**WHAT YOU SHOULD DO:** Determine how many lines of the listing below hold the string "rating". Reply only with the number.

━━━ MATERIALS PROVIDED ━━━

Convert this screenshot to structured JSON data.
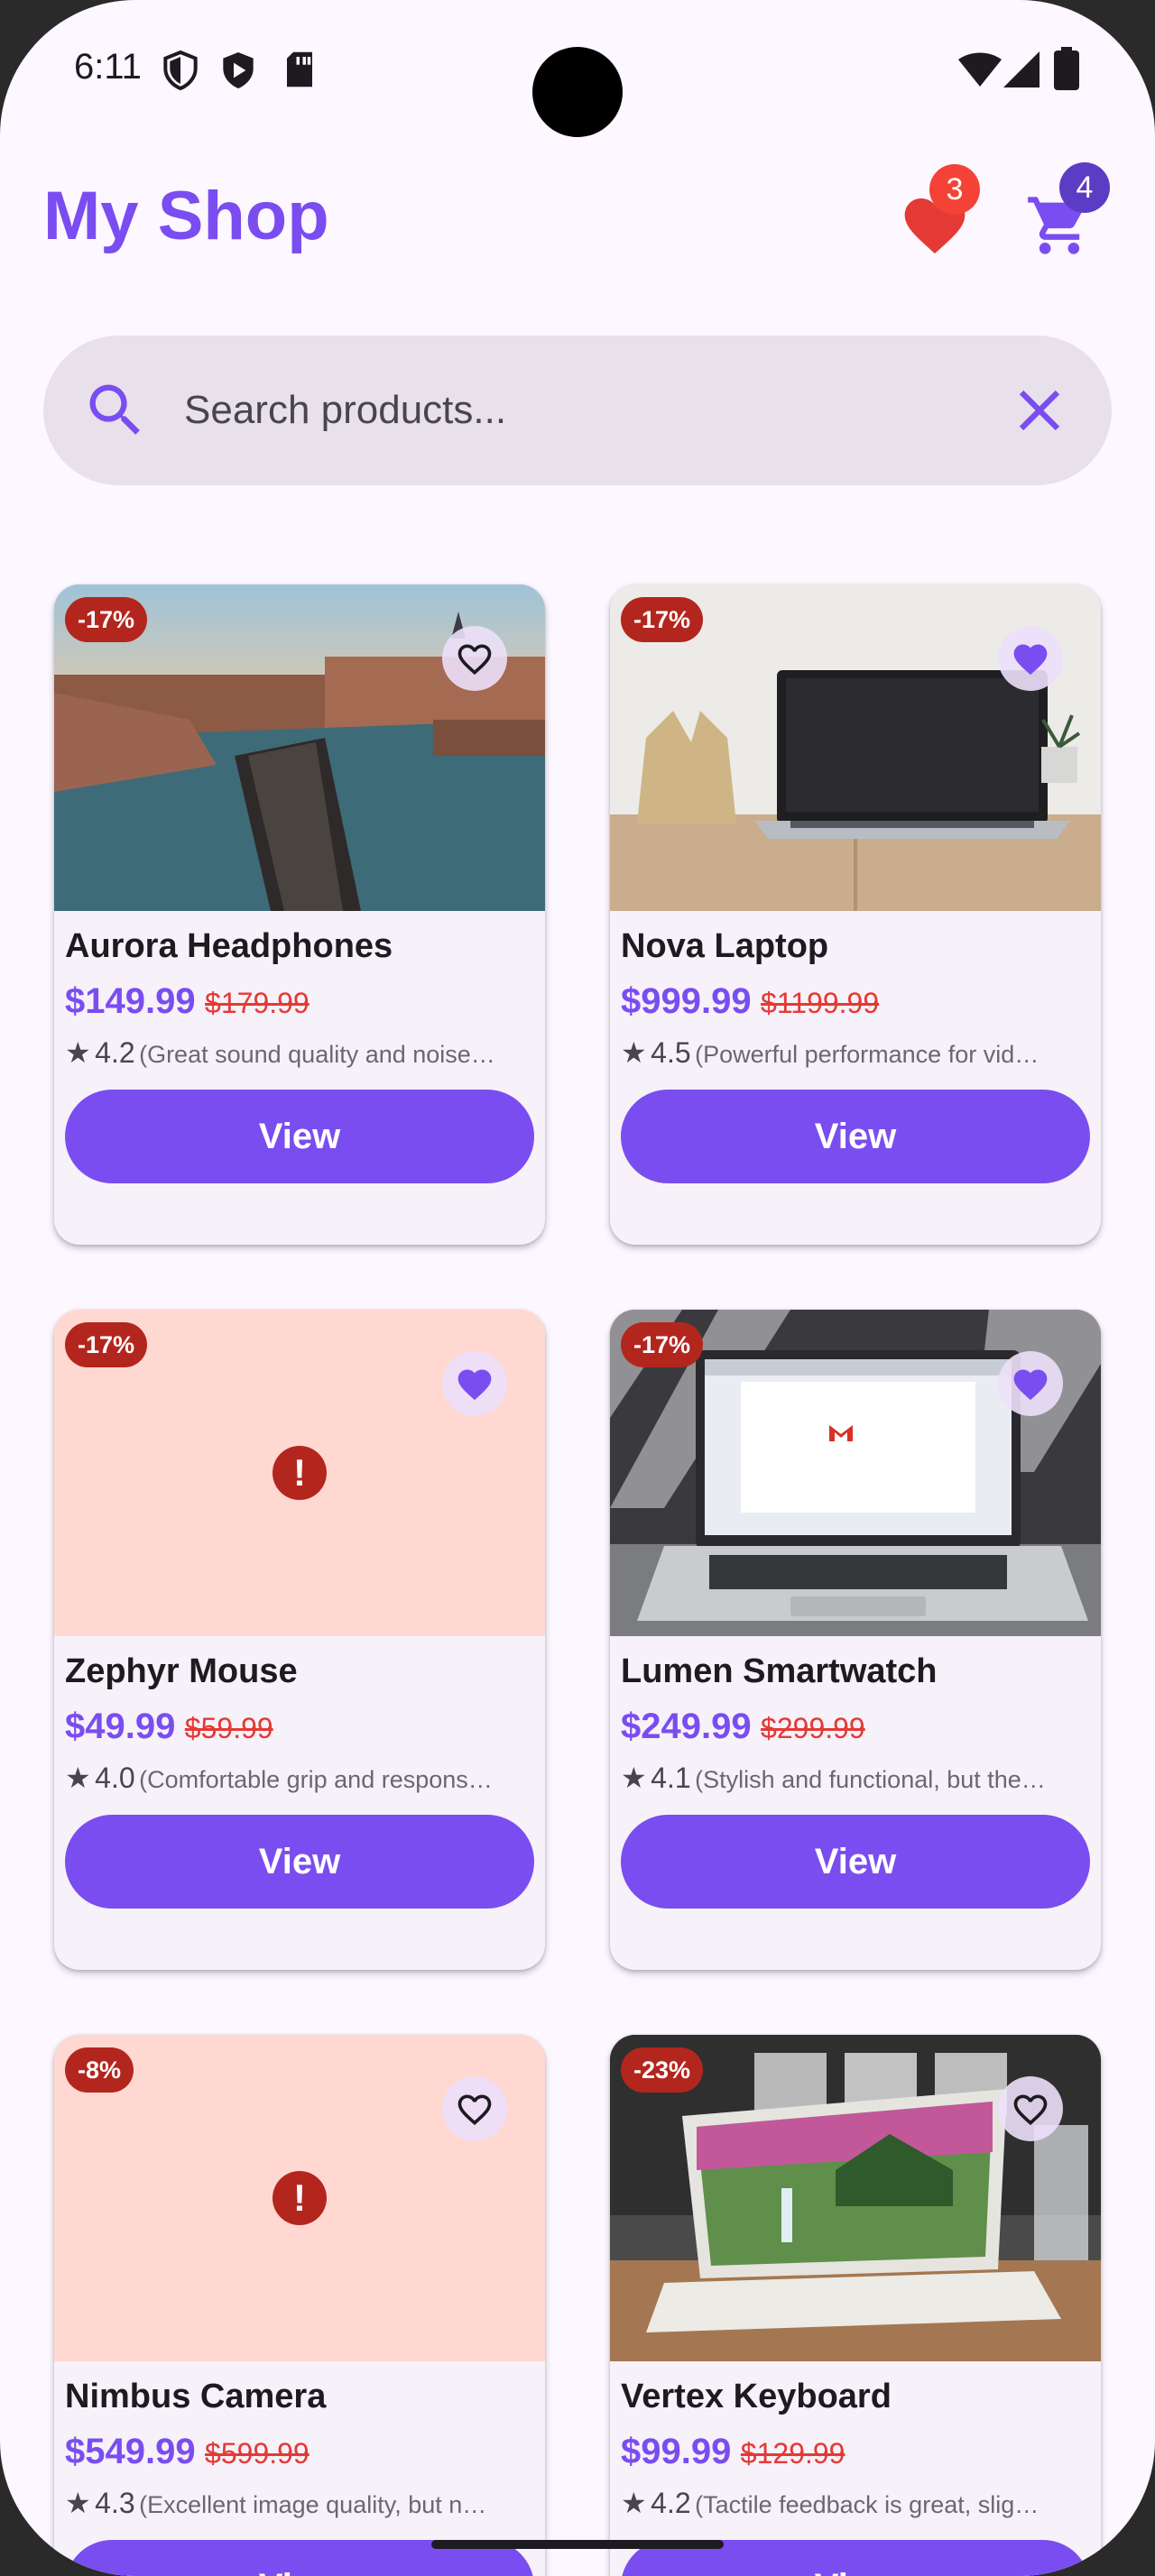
{
  "status_bar": {
    "time": "6:11"
  },
  "header": {
    "title": "My Shop",
    "favorites_count": "3",
    "cart_count": "4"
  },
  "search": {
    "placeholder": "Search products..."
  },
  "colors": {
    "primary": "#7a4df0",
    "discount": "#b3261e",
    "old_price": "#e53935",
    "card_bg": "#f7f1f9",
    "page_bg": "#fdf7ff"
  },
  "products": [
    {
      "name": "Aurora Headphones",
      "price": "$149.99",
      "old_price": "$179.99",
      "discount": "-17%",
      "rating": "4.2",
      "review": "(Great sound quality and noise…",
      "view_label": "View",
      "favorited": false,
      "image": "city-river-photo"
    },
    {
      "name": "Nova Laptop",
      "price": "$999.99",
      "old_price": "$1199.99",
      "discount": "-17%",
      "rating": "4.5",
      "review": "(Powerful performance for vid…",
      "view_label": "View",
      "favorited": true,
      "image": "laptop-desk-photo"
    },
    {
      "name": "Zephyr Mouse",
      "price": "$49.99",
      "old_price": "$59.99",
      "discount": "-17%",
      "rating": "4.0",
      "review": "(Comfortable grip and respons…",
      "view_label": "View",
      "favorited": true,
      "image": "error-icon"
    },
    {
      "name": "Lumen Smartwatch",
      "price": "$249.99",
      "old_price": "$299.99",
      "discount": "-17%",
      "rating": "4.1",
      "review": "(Stylish and functional, but the…",
      "view_label": "View",
      "favorited": true,
      "image": "laptop-email-photo"
    },
    {
      "name": "Nimbus Camera",
      "price": "$549.99",
      "old_price": "$599.99",
      "discount": "-8%",
      "rating": "4.3",
      "review": "(Excellent image quality, but n…",
      "view_label": "View",
      "favorited": false,
      "image": "error-icon"
    },
    {
      "name": "Vertex Keyboard",
      "price": "$99.99",
      "old_price": "$129.99",
      "discount": "-23%",
      "rating": "4.2",
      "review": "(Tactile feedback is great, slig…",
      "view_label": "View",
      "favorited": false,
      "image": "laptop-landscape-photo"
    }
  ]
}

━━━

**EXERCISE SOLUTION:** 6